A new survey exams the attitudes, perspectives, and plans of healthcare leadership that are shaping telemedicine’s application, value, and potential. The research explored telehealth services adoption rates and drivers, budgets and ROI, the technology’s role in delivering care, and the factors important to executives when selecting a solution for their organization.
The other 56 percent said they have implemented telehealth initiatives at their organization.
In May 2017, Baltimore-based SGP surveyed 98 individuals. Respondents, which included C-suite executives, service line leaders and department chiefs, came from community hospitals, IDNs, AMCs and specialty hospitals.
SGP CEO Dan D’Orazio noted that the definition of telemedicine varies throughout the medical community, ranging from mature connections in life-threatening situations to simpler connections used to help patients with a cold or sore throat. These differing definitions of the term impact adoption, he said.
Money also plays a role in implementation:
- 66% said their telemedicine budget is $250,000 or less.
- A quarter have budgets of between $250,000 and $1 million
- 9 percent have budgets of more than $1 million.
Most respondents believe the greatest return on investment for telemedicine initiatives comes from the hospital and outpatient settings. Seventy-five percent predict a positive ROI within three years in the outpatient clinic. They also see positive ROI from telehealth in the nonemergency hospital care realm (72 percent) and the emergency hospital care space (71 percent).
The survey took a look at telemedicine within certain specialty areas.
Three-quarters of individuals said they think telemedicine has the potential to transform the standard of care for behavioral health. The opportunities present a “perfect storm” for telemedicine initiatives mental health. D’Orazio believes virtual care gives patients more access to providers and helps remove a stigma. Plus, there’s a strong ROI on treating behavioral health in conjunction with primary care.

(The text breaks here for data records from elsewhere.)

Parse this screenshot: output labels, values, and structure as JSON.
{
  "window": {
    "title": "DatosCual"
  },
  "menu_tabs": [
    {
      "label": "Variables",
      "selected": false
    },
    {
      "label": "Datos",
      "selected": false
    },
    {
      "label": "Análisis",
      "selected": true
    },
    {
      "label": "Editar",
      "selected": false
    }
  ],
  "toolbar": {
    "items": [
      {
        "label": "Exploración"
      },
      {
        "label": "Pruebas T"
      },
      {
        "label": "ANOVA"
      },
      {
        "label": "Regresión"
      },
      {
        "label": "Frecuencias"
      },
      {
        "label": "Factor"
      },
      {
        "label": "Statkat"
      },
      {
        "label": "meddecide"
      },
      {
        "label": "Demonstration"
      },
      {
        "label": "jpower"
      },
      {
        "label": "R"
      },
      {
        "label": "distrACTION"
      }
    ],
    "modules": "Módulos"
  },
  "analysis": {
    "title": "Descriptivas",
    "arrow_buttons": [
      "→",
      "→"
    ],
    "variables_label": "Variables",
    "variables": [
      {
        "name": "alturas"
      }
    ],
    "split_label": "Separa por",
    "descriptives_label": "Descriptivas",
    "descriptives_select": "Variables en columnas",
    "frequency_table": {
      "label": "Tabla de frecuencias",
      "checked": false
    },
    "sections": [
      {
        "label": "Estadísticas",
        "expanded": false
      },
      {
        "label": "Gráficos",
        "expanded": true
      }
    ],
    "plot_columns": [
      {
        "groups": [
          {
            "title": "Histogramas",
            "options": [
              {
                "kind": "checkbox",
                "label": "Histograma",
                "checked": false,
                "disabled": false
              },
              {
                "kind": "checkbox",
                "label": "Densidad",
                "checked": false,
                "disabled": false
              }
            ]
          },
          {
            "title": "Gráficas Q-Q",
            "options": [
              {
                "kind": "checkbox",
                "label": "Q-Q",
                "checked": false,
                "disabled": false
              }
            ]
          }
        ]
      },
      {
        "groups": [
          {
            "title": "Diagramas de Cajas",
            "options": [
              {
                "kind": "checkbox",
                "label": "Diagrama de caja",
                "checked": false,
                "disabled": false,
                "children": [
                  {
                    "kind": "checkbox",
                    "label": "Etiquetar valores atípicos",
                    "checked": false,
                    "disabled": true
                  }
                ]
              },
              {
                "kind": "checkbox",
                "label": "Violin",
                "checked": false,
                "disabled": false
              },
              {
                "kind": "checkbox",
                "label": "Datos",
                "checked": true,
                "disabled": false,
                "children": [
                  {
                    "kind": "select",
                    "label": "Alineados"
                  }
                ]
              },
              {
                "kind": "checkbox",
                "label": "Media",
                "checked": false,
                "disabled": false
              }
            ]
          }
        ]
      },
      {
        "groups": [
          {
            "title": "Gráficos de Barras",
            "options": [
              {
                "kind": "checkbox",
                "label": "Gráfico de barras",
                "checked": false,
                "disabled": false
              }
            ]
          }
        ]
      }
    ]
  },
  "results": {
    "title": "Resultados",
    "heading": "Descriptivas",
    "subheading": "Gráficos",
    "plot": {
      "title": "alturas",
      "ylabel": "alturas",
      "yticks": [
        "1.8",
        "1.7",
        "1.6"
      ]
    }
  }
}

When looking at capabilities of telehealth programs and devices, 92 percent of executives said the most important aspect is the security of data and devices/HIPAA compliance. High-quality image and audio resolution and reliable connectivity were also among the top must-haves. The least vital capabilities included assistance with provider shortages and clinical and operational workflow.